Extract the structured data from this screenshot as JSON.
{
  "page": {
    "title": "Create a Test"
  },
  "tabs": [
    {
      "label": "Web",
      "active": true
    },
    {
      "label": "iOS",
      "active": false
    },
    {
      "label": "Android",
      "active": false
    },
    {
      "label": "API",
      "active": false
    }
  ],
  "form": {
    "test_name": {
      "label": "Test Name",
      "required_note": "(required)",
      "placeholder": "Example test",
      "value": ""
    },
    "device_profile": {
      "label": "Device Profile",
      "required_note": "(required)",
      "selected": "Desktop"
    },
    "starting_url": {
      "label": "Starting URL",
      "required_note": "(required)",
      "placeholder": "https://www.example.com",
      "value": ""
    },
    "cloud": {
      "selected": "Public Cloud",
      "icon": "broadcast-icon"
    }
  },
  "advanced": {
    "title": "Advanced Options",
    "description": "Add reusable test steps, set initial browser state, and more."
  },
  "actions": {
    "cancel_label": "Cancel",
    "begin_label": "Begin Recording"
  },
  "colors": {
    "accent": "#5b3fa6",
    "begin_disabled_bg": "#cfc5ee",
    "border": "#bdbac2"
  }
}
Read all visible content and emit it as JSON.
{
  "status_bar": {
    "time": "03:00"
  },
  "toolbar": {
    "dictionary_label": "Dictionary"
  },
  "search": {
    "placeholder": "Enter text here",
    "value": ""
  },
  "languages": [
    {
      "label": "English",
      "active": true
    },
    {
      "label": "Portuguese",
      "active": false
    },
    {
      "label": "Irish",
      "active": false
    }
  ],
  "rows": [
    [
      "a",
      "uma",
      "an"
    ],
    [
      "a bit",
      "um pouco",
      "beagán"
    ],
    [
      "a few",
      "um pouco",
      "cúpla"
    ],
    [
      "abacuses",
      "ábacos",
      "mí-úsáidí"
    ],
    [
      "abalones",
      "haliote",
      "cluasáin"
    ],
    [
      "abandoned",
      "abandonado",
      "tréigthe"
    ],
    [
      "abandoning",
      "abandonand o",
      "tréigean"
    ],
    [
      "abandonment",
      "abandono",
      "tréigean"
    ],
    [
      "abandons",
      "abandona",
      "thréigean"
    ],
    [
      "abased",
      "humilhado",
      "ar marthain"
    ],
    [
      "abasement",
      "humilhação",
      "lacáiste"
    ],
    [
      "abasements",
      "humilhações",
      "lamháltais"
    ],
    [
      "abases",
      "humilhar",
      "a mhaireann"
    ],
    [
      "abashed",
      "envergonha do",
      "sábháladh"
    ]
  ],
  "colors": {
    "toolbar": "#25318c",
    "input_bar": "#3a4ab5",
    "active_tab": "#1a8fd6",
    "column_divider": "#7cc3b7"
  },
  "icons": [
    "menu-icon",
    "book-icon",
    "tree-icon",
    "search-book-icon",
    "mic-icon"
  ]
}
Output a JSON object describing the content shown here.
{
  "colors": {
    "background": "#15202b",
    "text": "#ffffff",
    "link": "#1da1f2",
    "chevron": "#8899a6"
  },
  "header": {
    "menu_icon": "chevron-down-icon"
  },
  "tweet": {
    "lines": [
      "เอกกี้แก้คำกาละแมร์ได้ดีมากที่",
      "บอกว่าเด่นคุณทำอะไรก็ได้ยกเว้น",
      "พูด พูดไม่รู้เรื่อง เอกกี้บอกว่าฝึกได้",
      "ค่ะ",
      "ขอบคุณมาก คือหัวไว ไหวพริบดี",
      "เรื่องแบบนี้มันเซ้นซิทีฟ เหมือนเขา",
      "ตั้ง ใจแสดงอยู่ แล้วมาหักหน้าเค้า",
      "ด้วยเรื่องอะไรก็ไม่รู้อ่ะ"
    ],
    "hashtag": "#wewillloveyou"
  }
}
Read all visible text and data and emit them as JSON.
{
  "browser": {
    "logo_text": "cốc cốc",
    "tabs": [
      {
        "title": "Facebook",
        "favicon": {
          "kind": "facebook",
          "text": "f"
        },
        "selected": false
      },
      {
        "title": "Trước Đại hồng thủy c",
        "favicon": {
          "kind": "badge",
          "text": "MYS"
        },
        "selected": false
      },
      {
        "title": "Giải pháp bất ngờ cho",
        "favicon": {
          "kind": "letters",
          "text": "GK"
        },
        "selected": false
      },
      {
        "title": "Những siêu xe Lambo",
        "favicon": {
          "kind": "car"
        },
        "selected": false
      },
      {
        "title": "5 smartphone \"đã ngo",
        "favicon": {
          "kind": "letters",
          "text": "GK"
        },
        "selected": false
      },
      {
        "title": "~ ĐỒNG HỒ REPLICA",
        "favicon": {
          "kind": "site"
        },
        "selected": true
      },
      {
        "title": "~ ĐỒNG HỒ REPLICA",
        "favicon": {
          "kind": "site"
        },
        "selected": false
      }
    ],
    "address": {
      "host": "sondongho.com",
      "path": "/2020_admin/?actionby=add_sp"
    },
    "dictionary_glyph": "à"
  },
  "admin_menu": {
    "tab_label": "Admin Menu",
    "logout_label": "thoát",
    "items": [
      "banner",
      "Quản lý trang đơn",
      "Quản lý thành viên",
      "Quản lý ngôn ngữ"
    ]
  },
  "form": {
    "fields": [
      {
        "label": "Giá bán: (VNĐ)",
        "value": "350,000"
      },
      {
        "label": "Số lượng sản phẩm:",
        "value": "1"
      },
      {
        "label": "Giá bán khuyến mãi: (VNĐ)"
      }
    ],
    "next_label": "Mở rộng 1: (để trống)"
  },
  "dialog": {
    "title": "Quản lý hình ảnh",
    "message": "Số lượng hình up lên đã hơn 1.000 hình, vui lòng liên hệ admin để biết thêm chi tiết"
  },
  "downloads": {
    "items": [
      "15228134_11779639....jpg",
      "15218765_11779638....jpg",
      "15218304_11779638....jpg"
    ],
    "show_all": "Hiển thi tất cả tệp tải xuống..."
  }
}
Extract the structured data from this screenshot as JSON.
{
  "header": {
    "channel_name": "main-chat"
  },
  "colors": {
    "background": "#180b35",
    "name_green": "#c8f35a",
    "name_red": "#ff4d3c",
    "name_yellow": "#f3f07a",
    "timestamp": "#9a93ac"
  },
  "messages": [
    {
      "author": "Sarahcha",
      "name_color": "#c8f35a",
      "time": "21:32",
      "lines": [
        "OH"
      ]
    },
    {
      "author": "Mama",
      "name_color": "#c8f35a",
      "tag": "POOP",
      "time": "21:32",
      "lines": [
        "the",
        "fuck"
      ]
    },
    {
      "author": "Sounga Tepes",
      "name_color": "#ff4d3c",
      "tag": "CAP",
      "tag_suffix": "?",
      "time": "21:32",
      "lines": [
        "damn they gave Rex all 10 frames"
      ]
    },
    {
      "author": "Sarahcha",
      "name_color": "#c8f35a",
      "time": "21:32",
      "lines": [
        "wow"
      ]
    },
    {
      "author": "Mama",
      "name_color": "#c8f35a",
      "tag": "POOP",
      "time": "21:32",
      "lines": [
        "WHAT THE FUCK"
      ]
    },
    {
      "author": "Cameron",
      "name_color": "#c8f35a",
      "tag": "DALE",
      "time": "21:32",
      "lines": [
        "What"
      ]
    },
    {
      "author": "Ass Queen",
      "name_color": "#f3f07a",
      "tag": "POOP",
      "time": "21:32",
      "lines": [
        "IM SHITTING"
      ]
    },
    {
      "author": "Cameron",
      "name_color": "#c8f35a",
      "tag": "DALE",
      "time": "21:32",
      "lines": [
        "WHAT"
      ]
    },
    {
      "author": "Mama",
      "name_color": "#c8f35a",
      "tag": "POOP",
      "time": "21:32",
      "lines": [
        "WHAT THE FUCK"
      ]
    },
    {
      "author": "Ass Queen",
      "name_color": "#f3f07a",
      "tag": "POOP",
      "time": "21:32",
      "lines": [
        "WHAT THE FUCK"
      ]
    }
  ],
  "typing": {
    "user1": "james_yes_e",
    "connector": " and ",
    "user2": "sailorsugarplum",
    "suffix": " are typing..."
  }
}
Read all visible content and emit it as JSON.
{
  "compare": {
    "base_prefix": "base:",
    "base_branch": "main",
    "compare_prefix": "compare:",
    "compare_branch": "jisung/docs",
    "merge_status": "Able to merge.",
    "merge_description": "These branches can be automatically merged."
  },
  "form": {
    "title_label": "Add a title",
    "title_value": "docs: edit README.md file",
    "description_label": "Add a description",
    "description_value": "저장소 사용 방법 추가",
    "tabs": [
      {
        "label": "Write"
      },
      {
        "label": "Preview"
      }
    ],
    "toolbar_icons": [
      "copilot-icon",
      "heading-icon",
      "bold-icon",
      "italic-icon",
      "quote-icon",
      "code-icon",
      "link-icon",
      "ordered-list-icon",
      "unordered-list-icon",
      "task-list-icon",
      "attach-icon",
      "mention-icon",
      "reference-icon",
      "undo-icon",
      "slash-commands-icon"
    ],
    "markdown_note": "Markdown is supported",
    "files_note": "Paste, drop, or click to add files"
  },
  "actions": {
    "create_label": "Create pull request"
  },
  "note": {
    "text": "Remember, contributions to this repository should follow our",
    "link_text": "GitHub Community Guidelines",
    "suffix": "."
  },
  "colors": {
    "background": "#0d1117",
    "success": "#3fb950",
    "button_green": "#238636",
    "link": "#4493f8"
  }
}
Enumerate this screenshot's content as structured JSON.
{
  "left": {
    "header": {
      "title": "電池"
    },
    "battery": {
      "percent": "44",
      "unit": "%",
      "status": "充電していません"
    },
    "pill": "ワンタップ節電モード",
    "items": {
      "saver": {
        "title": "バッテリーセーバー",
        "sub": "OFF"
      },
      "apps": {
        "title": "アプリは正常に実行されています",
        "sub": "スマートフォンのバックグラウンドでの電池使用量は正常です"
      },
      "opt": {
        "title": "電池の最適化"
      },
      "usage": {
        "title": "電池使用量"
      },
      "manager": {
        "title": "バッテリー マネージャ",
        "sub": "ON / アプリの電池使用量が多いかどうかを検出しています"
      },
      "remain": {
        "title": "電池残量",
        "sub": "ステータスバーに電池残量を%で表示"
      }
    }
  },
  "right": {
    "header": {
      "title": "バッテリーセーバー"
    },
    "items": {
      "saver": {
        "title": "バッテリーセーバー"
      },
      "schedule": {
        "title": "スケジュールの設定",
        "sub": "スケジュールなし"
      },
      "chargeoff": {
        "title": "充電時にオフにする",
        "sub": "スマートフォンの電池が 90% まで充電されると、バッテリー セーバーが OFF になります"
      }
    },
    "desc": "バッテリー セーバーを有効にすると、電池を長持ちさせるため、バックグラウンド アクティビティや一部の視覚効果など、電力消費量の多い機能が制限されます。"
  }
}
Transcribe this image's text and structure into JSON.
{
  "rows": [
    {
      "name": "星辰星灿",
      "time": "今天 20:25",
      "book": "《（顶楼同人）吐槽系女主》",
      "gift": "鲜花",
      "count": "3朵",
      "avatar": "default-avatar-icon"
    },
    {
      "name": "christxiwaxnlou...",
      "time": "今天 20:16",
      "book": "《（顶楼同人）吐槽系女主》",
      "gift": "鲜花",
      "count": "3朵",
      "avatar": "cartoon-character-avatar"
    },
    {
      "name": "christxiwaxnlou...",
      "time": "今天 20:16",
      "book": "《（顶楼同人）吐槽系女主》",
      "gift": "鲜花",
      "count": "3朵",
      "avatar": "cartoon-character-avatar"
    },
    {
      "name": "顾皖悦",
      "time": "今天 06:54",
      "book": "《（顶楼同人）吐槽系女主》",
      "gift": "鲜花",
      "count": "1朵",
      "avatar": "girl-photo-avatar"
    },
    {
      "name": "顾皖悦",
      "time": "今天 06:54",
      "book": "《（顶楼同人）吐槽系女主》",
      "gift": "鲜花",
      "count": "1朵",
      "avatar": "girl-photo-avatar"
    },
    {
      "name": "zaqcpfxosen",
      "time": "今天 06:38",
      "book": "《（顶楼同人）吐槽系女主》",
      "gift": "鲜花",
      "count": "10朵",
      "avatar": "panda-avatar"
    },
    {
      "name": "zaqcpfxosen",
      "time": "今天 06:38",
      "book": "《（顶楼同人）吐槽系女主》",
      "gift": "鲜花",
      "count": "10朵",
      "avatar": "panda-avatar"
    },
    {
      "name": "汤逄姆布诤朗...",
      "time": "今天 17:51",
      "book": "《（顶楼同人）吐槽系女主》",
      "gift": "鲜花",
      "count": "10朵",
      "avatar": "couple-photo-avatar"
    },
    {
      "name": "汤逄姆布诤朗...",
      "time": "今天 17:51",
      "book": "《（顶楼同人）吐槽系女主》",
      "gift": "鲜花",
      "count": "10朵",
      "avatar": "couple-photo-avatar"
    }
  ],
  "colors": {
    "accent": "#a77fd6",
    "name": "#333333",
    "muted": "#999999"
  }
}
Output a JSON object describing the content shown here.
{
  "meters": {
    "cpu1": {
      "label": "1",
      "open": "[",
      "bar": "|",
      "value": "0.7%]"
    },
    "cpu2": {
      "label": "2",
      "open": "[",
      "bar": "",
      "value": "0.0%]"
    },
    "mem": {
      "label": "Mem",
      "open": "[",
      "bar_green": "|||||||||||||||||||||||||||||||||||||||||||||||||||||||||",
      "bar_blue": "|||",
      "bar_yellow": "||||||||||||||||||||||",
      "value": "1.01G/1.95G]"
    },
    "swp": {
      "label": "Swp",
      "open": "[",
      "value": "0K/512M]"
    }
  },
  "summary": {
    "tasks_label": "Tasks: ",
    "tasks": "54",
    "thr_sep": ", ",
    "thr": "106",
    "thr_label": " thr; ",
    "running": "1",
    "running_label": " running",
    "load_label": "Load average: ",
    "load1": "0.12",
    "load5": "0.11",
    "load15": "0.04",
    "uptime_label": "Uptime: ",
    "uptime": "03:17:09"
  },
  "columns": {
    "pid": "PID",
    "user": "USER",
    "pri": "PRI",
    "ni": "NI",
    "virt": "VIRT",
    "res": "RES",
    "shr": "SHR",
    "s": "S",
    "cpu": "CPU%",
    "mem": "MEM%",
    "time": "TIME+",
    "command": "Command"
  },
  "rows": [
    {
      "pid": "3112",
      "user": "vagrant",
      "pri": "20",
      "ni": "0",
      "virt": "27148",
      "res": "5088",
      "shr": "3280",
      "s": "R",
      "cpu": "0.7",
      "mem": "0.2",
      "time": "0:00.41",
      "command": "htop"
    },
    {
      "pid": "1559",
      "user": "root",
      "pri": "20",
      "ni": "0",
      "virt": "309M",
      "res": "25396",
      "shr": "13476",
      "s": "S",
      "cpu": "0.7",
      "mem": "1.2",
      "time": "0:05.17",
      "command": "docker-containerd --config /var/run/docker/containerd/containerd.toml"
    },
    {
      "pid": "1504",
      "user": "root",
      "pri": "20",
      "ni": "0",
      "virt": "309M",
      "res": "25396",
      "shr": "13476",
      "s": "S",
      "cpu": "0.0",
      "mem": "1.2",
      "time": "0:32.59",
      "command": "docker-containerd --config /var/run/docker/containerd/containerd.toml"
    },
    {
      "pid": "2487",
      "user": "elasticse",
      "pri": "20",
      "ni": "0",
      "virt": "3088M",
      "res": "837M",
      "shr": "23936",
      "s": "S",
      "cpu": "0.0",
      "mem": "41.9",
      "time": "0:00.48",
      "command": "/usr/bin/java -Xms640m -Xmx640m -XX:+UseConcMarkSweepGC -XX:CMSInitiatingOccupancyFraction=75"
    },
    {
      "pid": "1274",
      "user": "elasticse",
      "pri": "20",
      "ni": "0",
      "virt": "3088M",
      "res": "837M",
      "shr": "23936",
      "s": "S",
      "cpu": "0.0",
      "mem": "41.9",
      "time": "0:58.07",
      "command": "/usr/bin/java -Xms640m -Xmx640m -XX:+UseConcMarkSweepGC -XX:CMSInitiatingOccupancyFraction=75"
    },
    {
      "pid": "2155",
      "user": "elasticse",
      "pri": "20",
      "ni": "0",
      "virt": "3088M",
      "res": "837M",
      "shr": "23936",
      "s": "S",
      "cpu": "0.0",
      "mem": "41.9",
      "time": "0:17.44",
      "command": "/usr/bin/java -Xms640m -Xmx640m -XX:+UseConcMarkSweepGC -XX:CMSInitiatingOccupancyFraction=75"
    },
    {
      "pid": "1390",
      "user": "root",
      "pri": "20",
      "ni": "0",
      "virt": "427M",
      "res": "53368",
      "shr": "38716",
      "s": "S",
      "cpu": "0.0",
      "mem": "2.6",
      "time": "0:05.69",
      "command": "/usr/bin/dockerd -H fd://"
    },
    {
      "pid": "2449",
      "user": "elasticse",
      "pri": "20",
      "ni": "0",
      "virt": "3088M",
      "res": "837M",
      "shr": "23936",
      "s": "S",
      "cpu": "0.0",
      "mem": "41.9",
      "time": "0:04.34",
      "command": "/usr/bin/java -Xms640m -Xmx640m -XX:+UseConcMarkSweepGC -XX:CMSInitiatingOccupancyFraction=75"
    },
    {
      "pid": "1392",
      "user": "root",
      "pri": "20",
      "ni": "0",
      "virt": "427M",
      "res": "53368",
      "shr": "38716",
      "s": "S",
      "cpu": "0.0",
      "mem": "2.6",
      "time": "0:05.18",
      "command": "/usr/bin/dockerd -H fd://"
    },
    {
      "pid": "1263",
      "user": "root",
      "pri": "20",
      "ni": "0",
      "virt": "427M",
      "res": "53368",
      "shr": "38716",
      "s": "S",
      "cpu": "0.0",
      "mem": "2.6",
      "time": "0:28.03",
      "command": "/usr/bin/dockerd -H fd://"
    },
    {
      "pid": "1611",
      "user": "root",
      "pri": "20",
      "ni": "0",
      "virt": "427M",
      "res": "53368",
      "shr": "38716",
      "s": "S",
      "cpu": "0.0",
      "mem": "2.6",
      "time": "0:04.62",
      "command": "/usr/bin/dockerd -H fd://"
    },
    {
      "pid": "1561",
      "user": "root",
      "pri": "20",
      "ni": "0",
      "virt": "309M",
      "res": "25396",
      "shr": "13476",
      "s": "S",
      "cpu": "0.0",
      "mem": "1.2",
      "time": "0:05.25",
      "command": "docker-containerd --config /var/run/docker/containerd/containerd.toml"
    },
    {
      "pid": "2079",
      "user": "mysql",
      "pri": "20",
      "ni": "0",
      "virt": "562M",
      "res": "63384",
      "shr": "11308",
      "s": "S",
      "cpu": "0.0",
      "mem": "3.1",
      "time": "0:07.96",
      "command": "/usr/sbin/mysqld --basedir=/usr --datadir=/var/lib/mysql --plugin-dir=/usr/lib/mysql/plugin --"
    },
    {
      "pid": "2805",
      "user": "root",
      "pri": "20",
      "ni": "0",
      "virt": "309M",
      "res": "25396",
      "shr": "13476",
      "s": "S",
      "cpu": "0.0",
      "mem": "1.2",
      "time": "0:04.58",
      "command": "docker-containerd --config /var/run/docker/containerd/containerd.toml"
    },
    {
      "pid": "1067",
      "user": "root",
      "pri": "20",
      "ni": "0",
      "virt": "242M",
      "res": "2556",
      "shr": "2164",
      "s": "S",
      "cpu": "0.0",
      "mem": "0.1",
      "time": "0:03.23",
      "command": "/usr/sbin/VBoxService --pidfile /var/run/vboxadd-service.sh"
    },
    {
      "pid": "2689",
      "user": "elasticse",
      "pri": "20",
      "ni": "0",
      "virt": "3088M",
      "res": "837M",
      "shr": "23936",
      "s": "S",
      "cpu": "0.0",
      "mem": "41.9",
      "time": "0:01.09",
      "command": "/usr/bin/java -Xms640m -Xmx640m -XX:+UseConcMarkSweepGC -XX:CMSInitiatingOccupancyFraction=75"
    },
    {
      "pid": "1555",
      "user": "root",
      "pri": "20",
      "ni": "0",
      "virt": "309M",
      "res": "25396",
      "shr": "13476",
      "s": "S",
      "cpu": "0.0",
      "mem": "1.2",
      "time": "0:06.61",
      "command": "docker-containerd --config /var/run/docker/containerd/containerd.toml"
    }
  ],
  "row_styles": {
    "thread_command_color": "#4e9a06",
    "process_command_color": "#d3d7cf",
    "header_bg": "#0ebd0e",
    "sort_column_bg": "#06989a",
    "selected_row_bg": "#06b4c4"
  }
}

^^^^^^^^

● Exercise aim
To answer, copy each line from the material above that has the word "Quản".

● Task solution
      "Quản lý trang đơn",
      "Quản lý thành viên",
      "Quản lý ngôn ngữ"
    "title": "Quản lý hình ảnh",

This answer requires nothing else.